:: What to do ::
Output all the data below verbatim.

Start of Block

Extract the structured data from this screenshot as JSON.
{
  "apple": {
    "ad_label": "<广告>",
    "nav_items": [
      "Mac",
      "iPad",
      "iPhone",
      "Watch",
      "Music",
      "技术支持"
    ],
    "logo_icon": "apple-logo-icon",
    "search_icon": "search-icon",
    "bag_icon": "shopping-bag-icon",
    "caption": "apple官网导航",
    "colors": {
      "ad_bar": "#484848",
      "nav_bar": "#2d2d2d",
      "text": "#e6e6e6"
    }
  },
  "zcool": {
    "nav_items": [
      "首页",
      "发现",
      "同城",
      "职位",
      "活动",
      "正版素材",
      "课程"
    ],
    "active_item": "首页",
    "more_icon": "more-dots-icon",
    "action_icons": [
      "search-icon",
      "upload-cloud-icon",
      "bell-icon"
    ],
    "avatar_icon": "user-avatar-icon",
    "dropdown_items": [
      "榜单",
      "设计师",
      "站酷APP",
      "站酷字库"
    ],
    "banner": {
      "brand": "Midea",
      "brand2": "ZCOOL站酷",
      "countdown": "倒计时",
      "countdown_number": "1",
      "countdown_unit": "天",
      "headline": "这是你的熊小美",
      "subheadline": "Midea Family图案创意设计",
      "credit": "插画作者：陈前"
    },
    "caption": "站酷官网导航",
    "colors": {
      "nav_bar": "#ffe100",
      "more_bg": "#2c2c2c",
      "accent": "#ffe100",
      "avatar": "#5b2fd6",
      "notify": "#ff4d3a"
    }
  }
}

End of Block

:: Result ::
Extract the structured data from this screenshot as JSON.
{
  "apple": {
    "ad_label": "<广告>",
    "nav_items": [
      "Mac",
      "iPad",
      "iPhone",
      "Watch",
      "Music",
      "技术支持"
    ],
    "logo_icon": "apple-logo-icon",
    "search_icon": "search-icon",
    "bag_icon": "shopping-bag-icon",
    "caption": "apple官网导航",
    "colors": {
      "ad_bar": "#484848",
      "nav_bar": "#2d2d2d",
      "text": "#e6e6e6"
    }
  },
  "zcool": {
    "nav_items": [
      "首页",
      "发现",
      "同城",
      "职位",
      "活动",
      "正版素材",
      "课程"
    ],
    "active_item": "首页",
    "more_icon": "more-dots-icon",
    "action_icons": [
      "search-icon",
      "upload-cloud-icon",
      "bell-icon"
    ],
    "avatar_icon": "user-avatar-icon",
    "dropdown_items": [
      "榜单",
      "设计师",
      "站酷APP",
      "站酷字库"
    ],
    "banner": {
      "brand": "Midea",
      "brand2": "ZCOOL站酷",
      "countdown": "倒计时",
      "countdown_number": "1",
      "countdown_unit": "天",
      "headline": "这是你的熊小美",
      "subheadline": "Midea Family图案创意设计",
      "credit": "插画作者：陈前"
    },
    "caption": "站酷官网导航",
    "colors": {
      "nav_bar": "#ffe100",
      "more_bg": "#2c2c2c",
      "accent": "#ffe100",
      "avatar": "#5b2fd6",
      "notify": "#ff4d3a"
    }
  }
}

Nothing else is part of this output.